What is mumps?
Mumps is a highly contagious disease caused by infection with a virus. Infection with the mumps virus results in tenderness and swelling of the salivary glands in the cheeks and neck. Rare complications of mumps infection can include inflammation of the brain (encephalitis) and of the tissues covering the brain and spinal cord (meningitis), deafness, arthritis, and inflammation of the testes, kidney, pancreas, or thyroid gland. The mumps vaccine will prevent the disease.
How do you get it?
Mumps is spread through the air by droplets from the nose and mouth of an infected person, or by direct exposure to saliva from a person with mumps virus
What are the symptoms of mumps?
The symptoms include fever, swelling, and soreness of the salivary glands in the neck region (most often at the area at the lower jaw near the ears). Inflammation of the testicles is the most common complication in males who get the disease after puberty. Meningitis occurs in up to 10% of mumps cases. About one third of persons infected with the virus do not show any symptoms.
When do symptoms start?
The symptoms usually start 18 days after infection with the virus, but the onset can range from 12 to 25 days.
What is the treatment for mumps?
There is no specific treatment for mumps. Care of patients with mumps consists mainly of ensuring adequate intake of water and food, bed rest, and acetaminophen (Tylenol) for fever control.
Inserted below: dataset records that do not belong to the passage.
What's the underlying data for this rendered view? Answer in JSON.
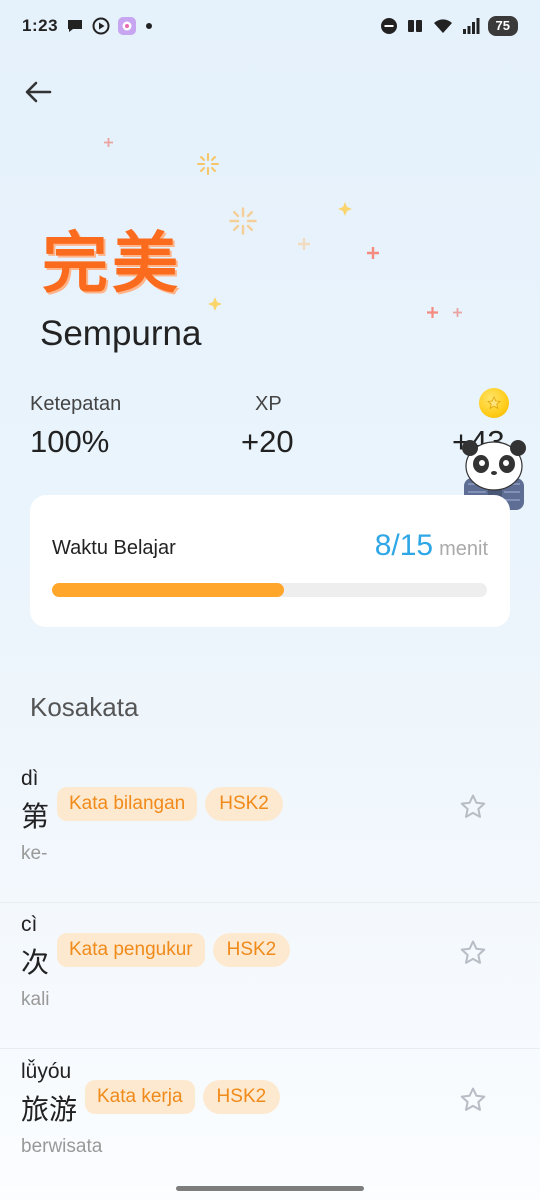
{
  "status_bar": {
    "time": "1:23",
    "battery": "75"
  },
  "result": {
    "hanzi_title": "完美",
    "subtitle": "Sempurna"
  },
  "stats": [
    {
      "label": "Ketepatan",
      "value": "100%"
    },
    {
      "label": "XP",
      "value": "+20"
    },
    {
      "label": "",
      "value": "+43"
    }
  ],
  "study_time": {
    "label": "Waktu Belajar",
    "progress": "8/15",
    "unit": "menit",
    "fraction": 0.533
  },
  "vocab_section": {
    "title": "Kosakata",
    "items": [
      {
        "pinyin": "dì",
        "hanzi": "第",
        "meaning": "ke-",
        "tag": "Kata bilangan",
        "level": "HSK2"
      },
      {
        "pinyin": "cì",
        "hanzi": "次",
        "meaning": "kali",
        "tag": "Kata pengukur",
        "level": "HSK2"
      },
      {
        "pinyin": "lǚyóu",
        "hanzi": "旅游",
        "meaning": "berwisata",
        "tag": "Kata kerja",
        "level": "HSK2"
      }
    ]
  },
  "colors": {
    "accent_orange": "#fa6b1e",
    "progress_fill": "#ffa62b",
    "progress_text": "#2fa7e6",
    "tag_bg": "#fde9cf",
    "tag_text": "#f08a1a"
  },
  "icons": {
    "back": "arrow-left-icon",
    "coin": "coin-icon",
    "star": "star-outline-icon",
    "mascot": "panda-mascot-icon"
  }
}
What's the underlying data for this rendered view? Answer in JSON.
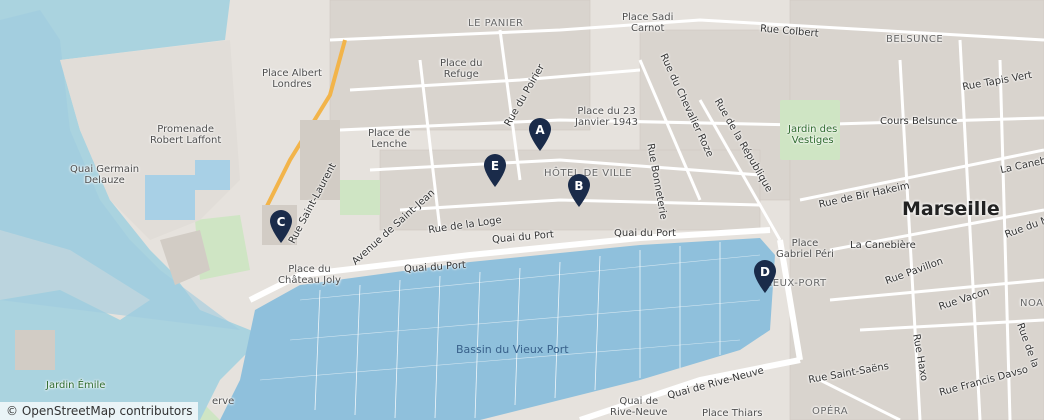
{
  "map": {
    "attribution_symbol": "©",
    "attribution_link": "OpenStreetMap",
    "attribution_suffix": " contributors",
    "labels": {
      "le_panier": "LE PANIER",
      "place_sadi_carnot": "Place Sadi\nCarnot",
      "rue_colbert": "Rue Colbert",
      "belsunce": "BELSUNCE",
      "rue_tapis_vert": "Rue Tapis Vert",
      "place_du_refuge": "Place du\nRefuge",
      "place_albert_londres": "Place Albert\nLondres",
      "rue_du_poirier": "Rue du Poirier",
      "place_23_janvier": "Place du 23\nJanvier 1943",
      "rue_chevalier_roze": "Rue du Chevalier Roze",
      "rue_republique": "Rue de la République",
      "jardin_des_vestiges": "Jardin des\nVestiges",
      "cours_belsunce": "Cours Belsunce",
      "promenade": "Promenade\nRobert Laffont",
      "place_de_lenche": "Place de\nLenche",
      "quai_germain": "Quai Germain\nDelauze",
      "hotel_de_ville": "HÔTEL DE VILLE",
      "rue_bonneterie": "Rue Bonneterie",
      "rue_saint_laurent": "Rue Saint-Laurent",
      "avenue_saint_jean": "Avenue de Saint-Jean",
      "rue_de_la_loge": "Rue de la Loge",
      "quai_du_port_1": "Quai du Port",
      "quai_du_port_2": "Quai du Port",
      "quai_du_port_3": "Quai du Port",
      "rue_bir_hakeim": "Rue de Bir Hakeim",
      "marseille": "Marseille",
      "la_canebiere": "La Canebière",
      "place_gabriel_peri": "Place\nGabriel Péri",
      "vieux_port": "VIEUX-PORT",
      "rue_pavillon": "Rue Pavillon",
      "rue_vacon": "Rue Vacon",
      "place_chateau_joly": "Place du\nChâteau Joly",
      "bassin": "Bassin du Vieux Port",
      "quai_rive_neuve_1": "Quai de\nRive-Neuve",
      "quai_rive_neuve_2": "Quai de Rive-Neuve",
      "rue_saint_saens": "Rue Saint-Saëns",
      "rue_haxo": "Rue Haxo",
      "rue_francis_davso": "Rue Francis Davso",
      "place_thiars": "Place Thiars",
      "opera": "OPÉRA",
      "jardin_emile": "Jardin Émile",
      "la_canebiere_2": "La Canebi",
      "rue_du_m": "Rue du M",
      "noa": "NOA",
      "rue_la": "Rue de la",
      "serve": "erve"
    },
    "markers": [
      {
        "label": "A"
      },
      {
        "label": "B"
      },
      {
        "label": "C"
      },
      {
        "label": "D"
      },
      {
        "label": "E"
      }
    ],
    "colors": {
      "water": "#aad3df",
      "deep_water": "#8fbcd8",
      "land": "#e9e6e2",
      "buildings": "#d8d3cd",
      "park": "#cfe5c4",
      "road": "#ffffff",
      "marker": "#1a2b4a"
    }
  }
}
If you get it once can you get it again?
No. A person develops lifelong protection after having the disease once.
Is there a vaccine for mumps?
Yes. All children should receive the mumps vaccine which is usually given as measles/ mumps/rubella (MMR) shot. The first dose given is given at 12-15 months of age, and a second dose is recommended at 4 to 6 years of age. Unvaccinated adults born after 1956 should receive the MMR vaccine as soon as possible, unless they have had a blood test showing they are immune to mumps.
Should a person with mumps stay home from school or work?
Yes. A person with mumps should not be allowed to attend school or work for 9 days after the beginning of symptoms. The most contagious period is from 2 days before the beginning of symptoms to about 9 days after symptoms start.
How can you keep from getting it?
The best way to keep from getting mumps is to get vaccinated at the recommended age.
Pregnant women and people with a life threatening allergic reaction to gelatin, neomycin, or a previous dose of MMR vaccine should not receive the MMR vaccine. Persons with immune system problems or who are moderately or severely ill should consult with their doctor about whether they should be vaccinated.